REQUIRED WORK ::
From the listing below, extract every line in which the word "data" appears.

◆ ◆ ◆ ◆ ◆ ◆ ◆

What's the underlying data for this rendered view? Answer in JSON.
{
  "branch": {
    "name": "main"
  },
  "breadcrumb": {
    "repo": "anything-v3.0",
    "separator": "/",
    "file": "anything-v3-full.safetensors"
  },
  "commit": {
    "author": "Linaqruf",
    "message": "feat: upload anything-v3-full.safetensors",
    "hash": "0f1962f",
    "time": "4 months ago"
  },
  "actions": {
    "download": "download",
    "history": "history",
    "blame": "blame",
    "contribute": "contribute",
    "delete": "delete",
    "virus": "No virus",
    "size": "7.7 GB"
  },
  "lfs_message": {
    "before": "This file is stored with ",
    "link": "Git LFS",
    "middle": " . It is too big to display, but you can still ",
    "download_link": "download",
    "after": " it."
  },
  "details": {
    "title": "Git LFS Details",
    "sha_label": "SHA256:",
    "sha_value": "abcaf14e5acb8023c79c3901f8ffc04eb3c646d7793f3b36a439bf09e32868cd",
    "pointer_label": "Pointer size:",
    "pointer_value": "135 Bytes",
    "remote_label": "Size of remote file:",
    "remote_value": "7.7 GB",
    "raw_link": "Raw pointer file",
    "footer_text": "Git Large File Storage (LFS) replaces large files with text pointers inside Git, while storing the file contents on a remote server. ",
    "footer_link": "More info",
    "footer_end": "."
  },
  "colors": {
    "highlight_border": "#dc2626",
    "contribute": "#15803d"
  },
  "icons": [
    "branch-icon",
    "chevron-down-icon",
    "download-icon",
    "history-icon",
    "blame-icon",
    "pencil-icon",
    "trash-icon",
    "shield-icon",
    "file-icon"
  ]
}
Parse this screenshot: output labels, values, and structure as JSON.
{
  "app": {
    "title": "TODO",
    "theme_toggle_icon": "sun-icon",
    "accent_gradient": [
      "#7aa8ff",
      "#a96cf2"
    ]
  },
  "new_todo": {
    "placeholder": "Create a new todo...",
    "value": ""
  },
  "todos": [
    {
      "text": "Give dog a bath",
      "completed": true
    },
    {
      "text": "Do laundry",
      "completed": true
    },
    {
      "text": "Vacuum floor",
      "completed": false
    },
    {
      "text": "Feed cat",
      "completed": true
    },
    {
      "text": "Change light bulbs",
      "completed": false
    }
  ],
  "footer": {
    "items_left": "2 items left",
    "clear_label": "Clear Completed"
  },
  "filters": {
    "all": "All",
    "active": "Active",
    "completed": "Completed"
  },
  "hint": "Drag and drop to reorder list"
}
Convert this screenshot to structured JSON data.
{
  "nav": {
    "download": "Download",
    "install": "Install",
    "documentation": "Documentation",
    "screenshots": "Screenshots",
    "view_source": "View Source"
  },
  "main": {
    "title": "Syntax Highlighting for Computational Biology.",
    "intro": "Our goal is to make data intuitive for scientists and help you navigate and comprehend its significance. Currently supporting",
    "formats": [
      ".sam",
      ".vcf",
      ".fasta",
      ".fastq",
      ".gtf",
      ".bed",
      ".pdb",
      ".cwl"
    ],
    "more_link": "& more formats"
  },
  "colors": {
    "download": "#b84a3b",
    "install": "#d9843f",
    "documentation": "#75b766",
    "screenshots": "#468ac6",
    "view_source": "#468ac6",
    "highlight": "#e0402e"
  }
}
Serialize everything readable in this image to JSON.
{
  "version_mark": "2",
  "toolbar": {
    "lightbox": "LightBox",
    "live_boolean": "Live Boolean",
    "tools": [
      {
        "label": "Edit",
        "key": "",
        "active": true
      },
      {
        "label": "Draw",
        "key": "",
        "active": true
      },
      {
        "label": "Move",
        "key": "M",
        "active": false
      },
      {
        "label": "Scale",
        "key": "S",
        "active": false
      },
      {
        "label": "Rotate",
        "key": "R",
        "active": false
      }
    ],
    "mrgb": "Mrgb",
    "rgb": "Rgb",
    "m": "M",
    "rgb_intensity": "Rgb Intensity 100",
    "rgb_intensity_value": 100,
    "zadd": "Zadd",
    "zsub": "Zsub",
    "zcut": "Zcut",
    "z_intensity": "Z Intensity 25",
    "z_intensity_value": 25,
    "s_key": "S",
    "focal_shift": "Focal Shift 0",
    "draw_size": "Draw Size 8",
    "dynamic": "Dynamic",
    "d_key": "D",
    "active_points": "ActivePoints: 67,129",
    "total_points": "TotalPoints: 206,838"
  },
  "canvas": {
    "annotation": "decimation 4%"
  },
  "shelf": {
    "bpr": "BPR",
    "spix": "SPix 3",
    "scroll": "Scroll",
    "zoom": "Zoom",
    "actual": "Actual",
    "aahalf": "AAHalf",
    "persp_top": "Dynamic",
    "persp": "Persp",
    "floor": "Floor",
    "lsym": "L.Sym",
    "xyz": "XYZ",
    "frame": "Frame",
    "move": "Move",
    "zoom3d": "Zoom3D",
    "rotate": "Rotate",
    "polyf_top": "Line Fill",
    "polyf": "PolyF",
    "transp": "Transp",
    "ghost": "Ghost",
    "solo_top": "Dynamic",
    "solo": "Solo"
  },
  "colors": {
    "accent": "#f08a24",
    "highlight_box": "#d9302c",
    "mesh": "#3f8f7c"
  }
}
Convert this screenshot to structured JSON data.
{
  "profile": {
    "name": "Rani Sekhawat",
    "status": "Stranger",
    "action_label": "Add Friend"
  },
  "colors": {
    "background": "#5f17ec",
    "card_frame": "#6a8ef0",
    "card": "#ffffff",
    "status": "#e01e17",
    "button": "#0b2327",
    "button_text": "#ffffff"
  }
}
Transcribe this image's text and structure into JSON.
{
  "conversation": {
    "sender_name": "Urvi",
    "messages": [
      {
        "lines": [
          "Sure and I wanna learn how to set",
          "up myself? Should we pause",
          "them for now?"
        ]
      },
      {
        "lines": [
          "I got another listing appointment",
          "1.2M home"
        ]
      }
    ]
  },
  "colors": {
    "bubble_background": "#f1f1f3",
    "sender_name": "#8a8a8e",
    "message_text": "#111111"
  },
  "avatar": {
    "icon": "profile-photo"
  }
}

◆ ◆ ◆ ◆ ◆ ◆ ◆

YOUR RESPONSE ::
What's the underlying data for this rendered view? Answer in JSON.
Convert this screenshot to structured JSON data.
    "intro": "Our goal is to make data intuitive for scientists and help you navigate and comprehend its significance. Currently supporting",
Convert this screenshot to structured JSON data.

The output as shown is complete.